And now we know why Jordan has been able to focus so well.
Jordan claims that his four-game suspension flows from taking banned stimulants — and not from steroids or other banned substances aimed at helping players build up their bodies. Adderall has become one of the more commonly used stimulants by NFL players.
Meanwhile, some may not believe Jordan, given that he spent the offseason building up his body, with 15 pounds of muscle added to his frame.
“I recently learned from the NFL that I tested positive for stimulants that are banned under the NFL policy,” Jordan said in a statement released by the team. “I worked carefully with my advisors and the union to investigate the test results, and I take full responsibility for the test results.”
While not a typical dog-ate-my-homework-and-then-injected-me-with-a-PED-when-I-wasn’t-looking excuse, the fact that there was an “investigation” of the test results suggests that Jordan’s immediate reaction wasn’t, “Damn, I got caught.” His carefully-chosen words create at least a shadow of doubt that the NFL technically can’t dispute given the confidentiality provision of the policy. (Then again, that didn’t stop the NFL from calling out Robert Mathis.)
If/when the NFL and the NFLPA agree to conduct HGH testing, the league will be able to provide more information about whether a guy took stimulants or steroids or a masking agent or something else. In turn, the players will have an appeals process that, for positive tests, entails a third-party arbitrator and not the Commissioner or his hand-picked designee.
Jordan’s appeal process went through the league office, if he even filed one. Either way, the process is now final; he’ll miss 25 percent of the season, losing more than $116,000 in salary and giving up more than $784,000 in signing bonus money.

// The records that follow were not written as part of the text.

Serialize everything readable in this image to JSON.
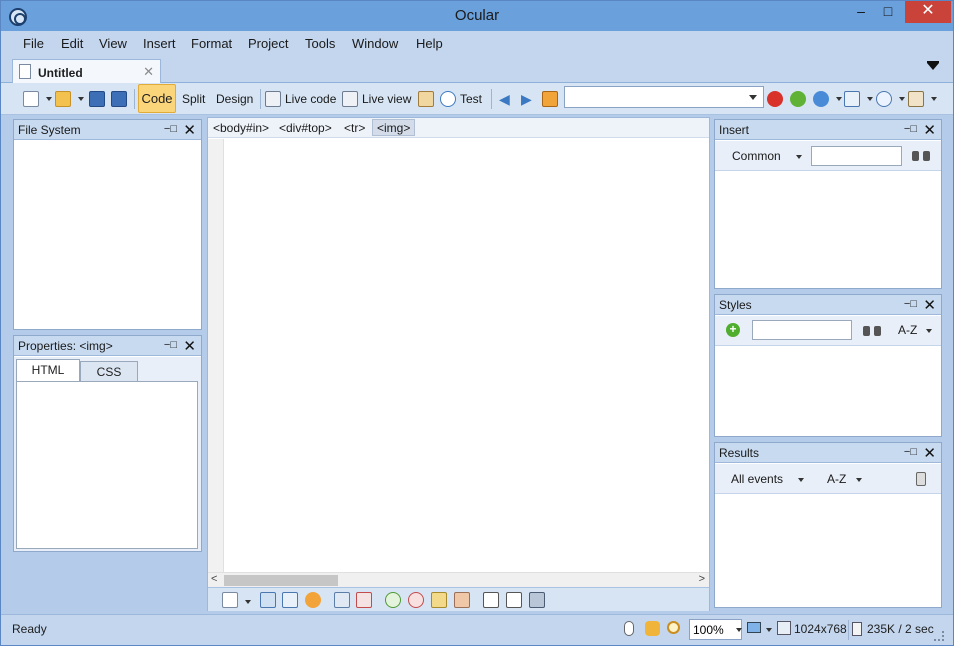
{
  "window": {
    "title": "Ocular"
  },
  "menu": [
    "File",
    "Edit",
    "View",
    "Insert",
    "Format",
    "Project",
    "Tools",
    "Window",
    "Help"
  ],
  "document_tab": {
    "label": "Untitled"
  },
  "toolbar": {
    "code_label": "Code",
    "split_label": "Split",
    "design_label": "Design",
    "live_code_label": "Live code",
    "live_view_label": "Live view",
    "test_label": "Test",
    "url_value": ""
  },
  "file_system_panel": {
    "title": "File System"
  },
  "properties_panel": {
    "title": "Properties: <img>",
    "tabs": [
      "HTML",
      "CSS"
    ]
  },
  "breadcrumb": [
    "<body#in>",
    "<div#top>",
    "<tr>",
    "<img>"
  ],
  "insert_panel": {
    "title": "Insert",
    "category": "Common",
    "search_value": ""
  },
  "styles_panel": {
    "title": "Styles",
    "sort": "A-Z",
    "search_value": ""
  },
  "results_panel": {
    "title": "Results",
    "filter": "All events",
    "sort": "A-Z"
  },
  "status": {
    "ready": "Ready",
    "zoom": "100%",
    "resolution": "1024x768",
    "size_time": "235K / 2 sec"
  },
  "colors": {
    "accent": "#fbd57a",
    "titlebar": "#6aa0dc",
    "close": "#c9433a"
  }
}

That’s a total bill of more than $800,000 for the positive test.